Most of my working time at CERN I spent setting up OpenStack and Trove on Scientific Linux. First, I struggled with the general network setup of OpenStack, as at the first time really working with networks, it can be quite a hassle to get virtual instances to talk with you, or the internet. The details and a suggestion for making this easier next time are included in my report. You can download the report from Zenodo, an open access publishing platform operated by CERN: “OpenStack Trove: Evaluation and Interfacing with the CERN Database on Demand Service (pdf)”. After finishing the setup of OpenStack, I managed to install Trove on top of it just one week before my internship ended. This took me so long because the publicly available documentation and packages of Trove for Red Hat based Linux distributions are not yet ready for immediate use. I filed some bug reports against OpenStack's official documentation to improve this situation. Thus, in the end, Trove was running on Scientific Linux, but problems not related to Trove but to OpenStack made it impossible to test its features during the last days of my stay. However, from the existing publications of companies using Trove (1, 2), it can be believed that the basic functionality is indeed present and working. It might be a challenge to get OpenStack Trove running on Scientific Linux though—but once it is up and running, the functionality needed for DBOD might already mostly be there. More details are available in my report. It includes more thoughts about the possible integration of Trove into DBOD and about the use of OpenStack within DBOD, like using Docker as a “hypervisor” (link to the project report of a fellow CERN openlab student). If you are new to OpenStack, I recommend you to read the section in the report where I give an overview over the different platforms the community uses to communicate and guidelines how to choose the right one for your questions. And if you happen to be the next summer student working on an evaluation of Trove, or in general someone who wants to start working with Trove, have a look at the suggestions I make in my conclusion in the report, and the description of the installation to see if it can save you some time setting up your own OpenStack test cloud. Regarding the issues I encountered with my OpenStack setup, I want to share a blog post with you which I found inspiring from a Google Summer of Code intern who worked with OpenStack and writes about how she experienced her internship and how she dealt with blockers during her work.
OpenStack and Open Source

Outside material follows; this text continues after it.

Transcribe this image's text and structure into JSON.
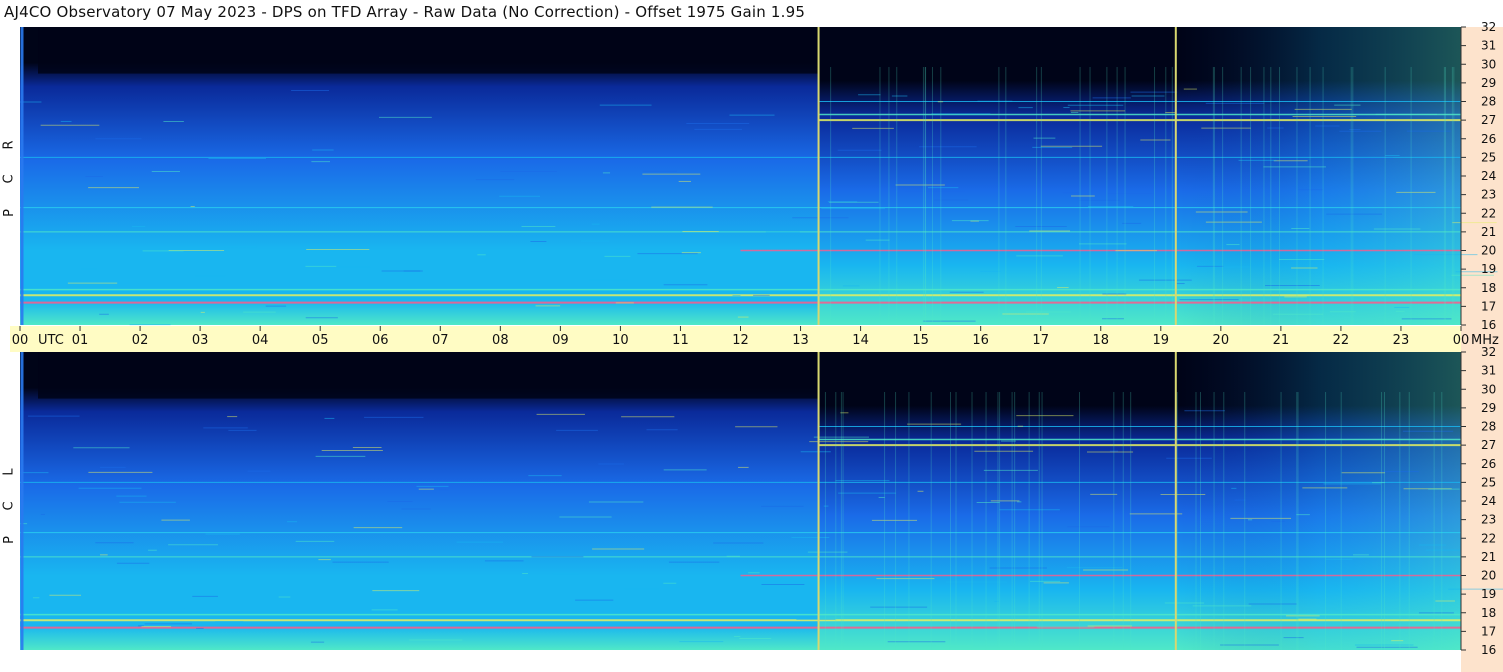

I really like the OpenStack project for following the open source approach. It is amazing to see how many people, companies and organisations work on it together, using and integrating a lot of existing open source projects, extending them, plugging them together to what we know as the OpenStack platform. What is it what they plug together? Hypervisors, software defined networks, block device managers, databases, web frameworks and much more. Here, in my opinion, the strength of open source is shown. Just have a look at Stackalytics to see the diversity of contributors, presented with nice charts and colours. On the other hand, OpenStack and Trove are different from other open source projects like the Linux kernel, web servers, web development frameworks and content management systems, because, well, cloud computing is not the kind of things people usually do in their free time. This affects how much documentation and support is available online for free—the development is spread over a lot of companies and organisations which most of the time can not only do things for the sake of doing it—like when you play around with a nice new development framework in your free time and blog about how you solved problems with it—but need to follow their schedules and deliver a service. But maybe this just means that OpenStack is one of the rare open source projects for which the support model actually can work well. Which is a great thing, because this way, we can have a stunning open source platform, and at the same time a business model for people to make a living. In the case of Trove, I am sure that the community will grow, as it has some nice features on the roadmap.